I am dismayed to see the recent stories in the Winnipeg Free Press about the commercial fishing industry in Manitoba, specifically the issue of usable fish going to waste (Want not, waste lot, April 20).
Your story featured commercial fisher Frank Kenyon -- an outspoken critic who represents a small minority of regional fishers.
The article focused on the notion that Kenyon and other commercial fishers just like him are forced to waste perfectly good fish because Freshwater won't buy it at a fair price.
Kenyon maintains that it's not financially worth his effort to ship his mullet to Freshwater Fish for purchase.
I -- along with dozens of other fishers -- disagree with both his sentiments and the potentially catastrophic approach this article took to one-sidedly presenting a contentious topic.
Freshwater has a strong market for mullet and a limited supply of this fish in inventory. It is an ideal situation for fishers selling their mullet to Freshwater.
Because the mullet market was strong this winter, Saskatchewan and Manitoba fishers shipped thousands of kilograms to Winnipeg for sale and received top-tier prices. Most of these fishers live farther away from Winnipeg than Kenyon and have to pay higher freight charges due to their location, lowering their price per kilogram accordingly.

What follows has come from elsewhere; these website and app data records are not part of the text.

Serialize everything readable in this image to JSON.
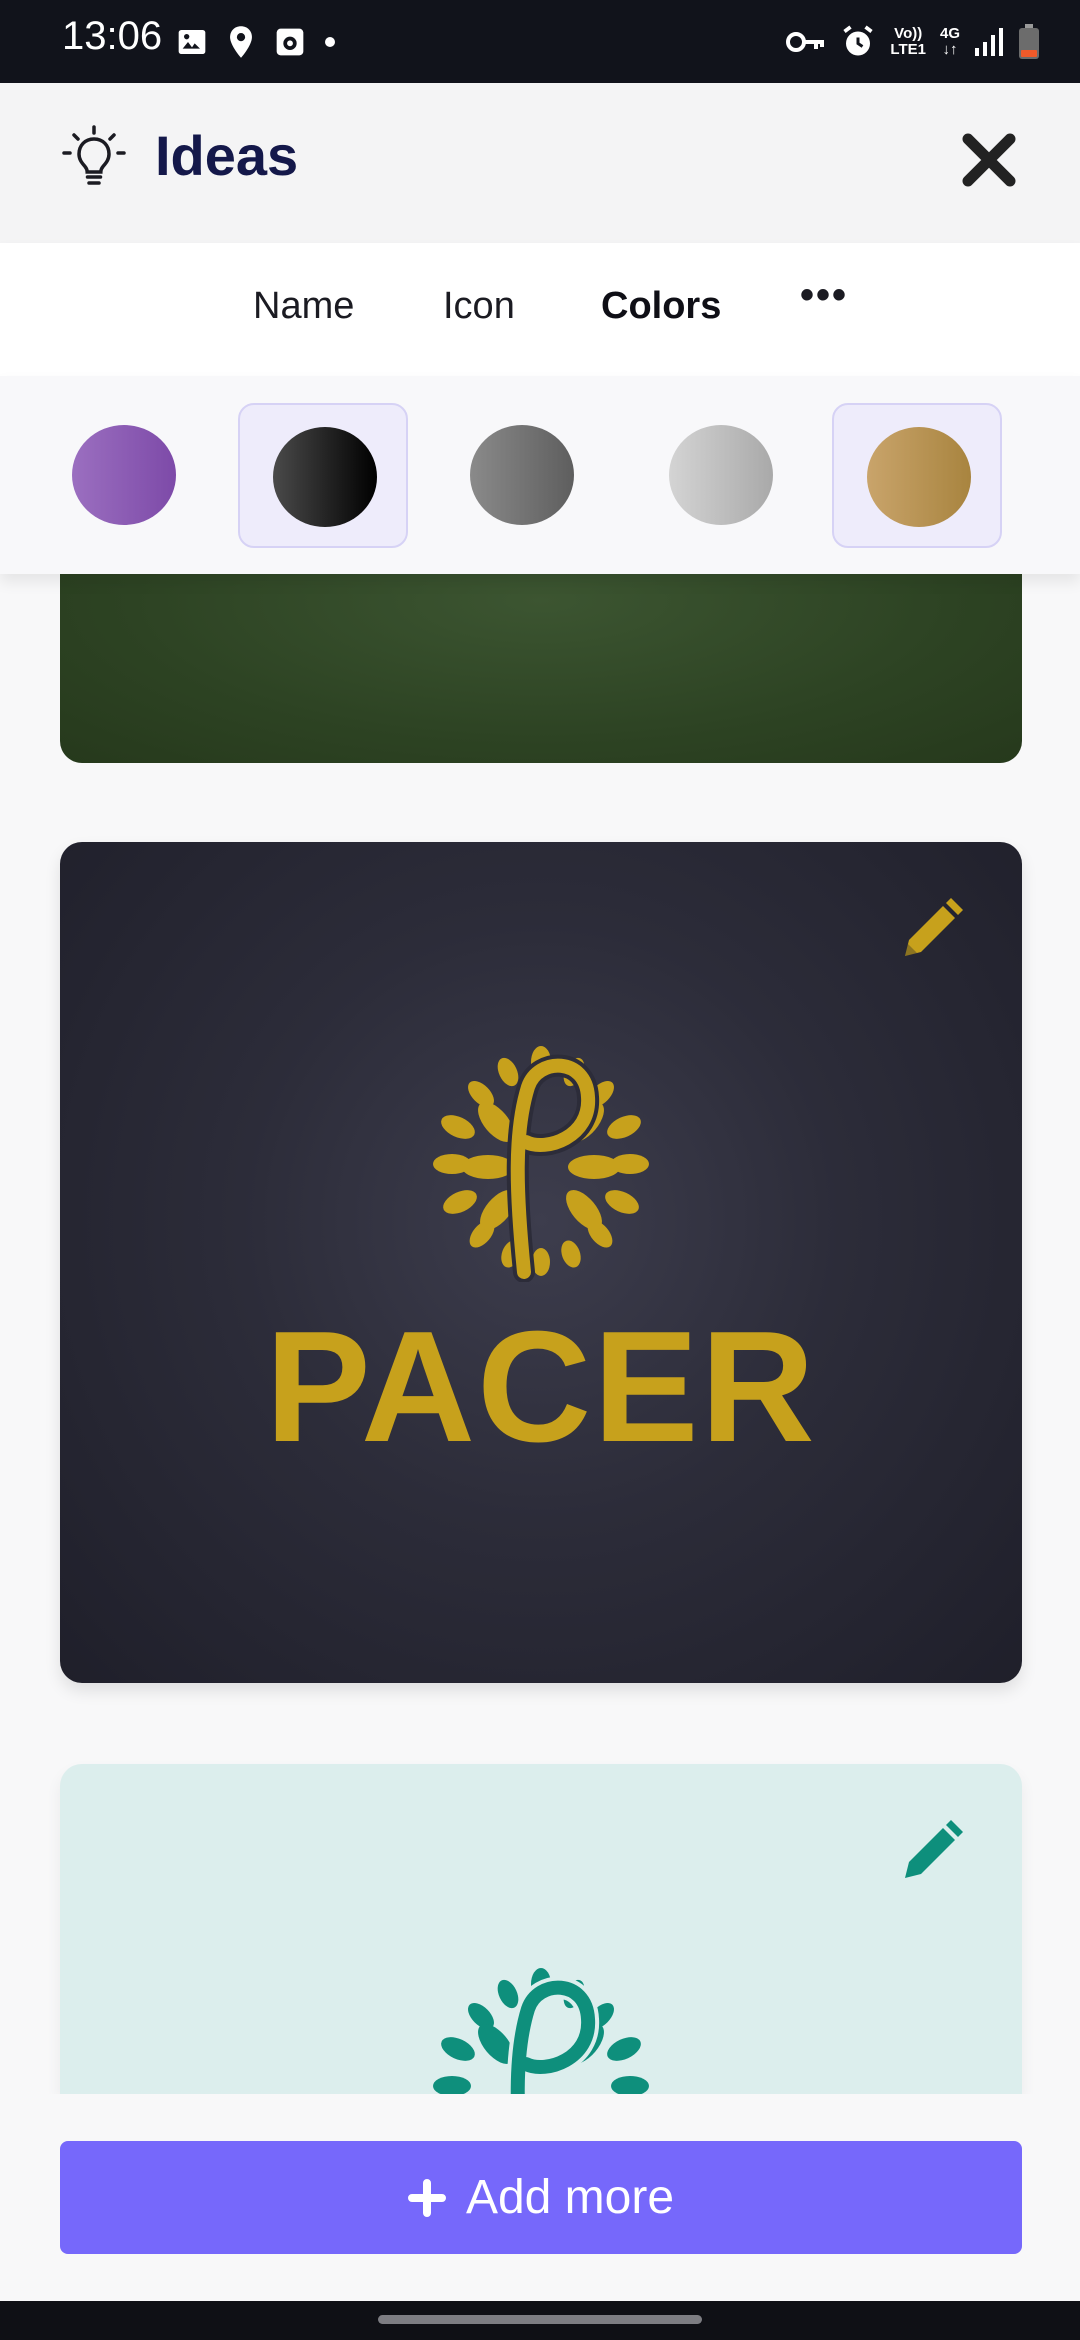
{
  "status_bar": {
    "time": "13:06",
    "network_top": "Vo))",
    "network_bottom": "LTE1",
    "data_top": "4G",
    "data_bottom": "↓↑",
    "left_icons": [
      "image-icon",
      "location-icon",
      "screen-record-icon",
      "dot-icon"
    ],
    "right_icons": [
      "vpn-key-icon",
      "alarm-icon",
      "volte-icon",
      "4g-icon",
      "signal-icon",
      "battery-icon"
    ]
  },
  "header": {
    "title": "Ideas",
    "icon": "lightbulb-icon",
    "close_icon": "close-icon"
  },
  "tabs": [
    {
      "label": "Name",
      "active": false
    },
    {
      "label": "Icon",
      "active": false
    },
    {
      "label": "Colors",
      "active": true
    },
    {
      "label": "•••",
      "active": false
    }
  ],
  "swatches": [
    {
      "name": "purple",
      "from": "#9b6fc0",
      "to": "#7d4aa8",
      "selected": false
    },
    {
      "name": "black",
      "from": "#4a4a4a",
      "to": "#000000",
      "selected": true
    },
    {
      "name": "dark-gray",
      "from": "#8a8a8a",
      "to": "#5e5e5e",
      "selected": false
    },
    {
      "name": "light-gray",
      "from": "#d4d4d4",
      "to": "#a9a9a9",
      "selected": false
    },
    {
      "name": "gold",
      "from": "#c9a46b",
      "to": "#a8843f",
      "selected": true
    }
  ],
  "cards": [
    {
      "background": "green",
      "partial": true
    },
    {
      "brand_text": "PACER",
      "logo_color": "#c7a11c",
      "edit_icon": "pencil-icon"
    },
    {
      "logo_color": "#0e8f7c",
      "edit_icon": "pencil-icon",
      "partial": true
    }
  ],
  "bottom": {
    "add_button_label": "Add more",
    "accent": "#7668fb"
  }
}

Contrary to Kenyon's claims, these fishers find it quite profitable to sell their mullet to Freshwater.
Kenyon's choice to leave his mullet on the lake as by-catch is just that -- his choice.
Why he opted to leave the perfectly saleable mullet there for animals to consume on the day your reporter and photographer visited is beyond me. That day (and all winter for that matter), Freshwater was buying mullet at $0.80 per kilogram. Based on Kenyon's estimation of leaving 20,000 kilograms of mullet unsold, he could have this winter received $16,000 (less freight costs of $1,700 to $3,200 dependent on delivery point) for this wasted fish.
It is true that some species are not currently processed at our Winnipeg plant, but the reason is either because there is no market for it today (carp) or, in the case of burbot, because processing would interfere with the plant's Kosher certification. The Kosher market is very important for the price stability of mullet.
But as president and CEO John Wood indicates, if burbot were to become as important as mullet, Freshwater would find a way to process it.
Competition for the centre-of-plate protein position in world markets is intense and ever-changing.
Freshwater competes with seafood, poultry, pork, beef and many other options on the plates of consumers. Freshwater has found many ways to add value and stay competitive, but the best way is to rebuild volume and continue finding economies of scale, seeking out new markets and maintaining its impeccable food safety record.
After 43 years, Freshwater has built a highly trusted and regarded brand on the global market. I believe working together is the best way to keep Canada's inland commercial fishing industry alive and well.
David Tomasson is chairman of the Freshwater Fish Marketing Corp.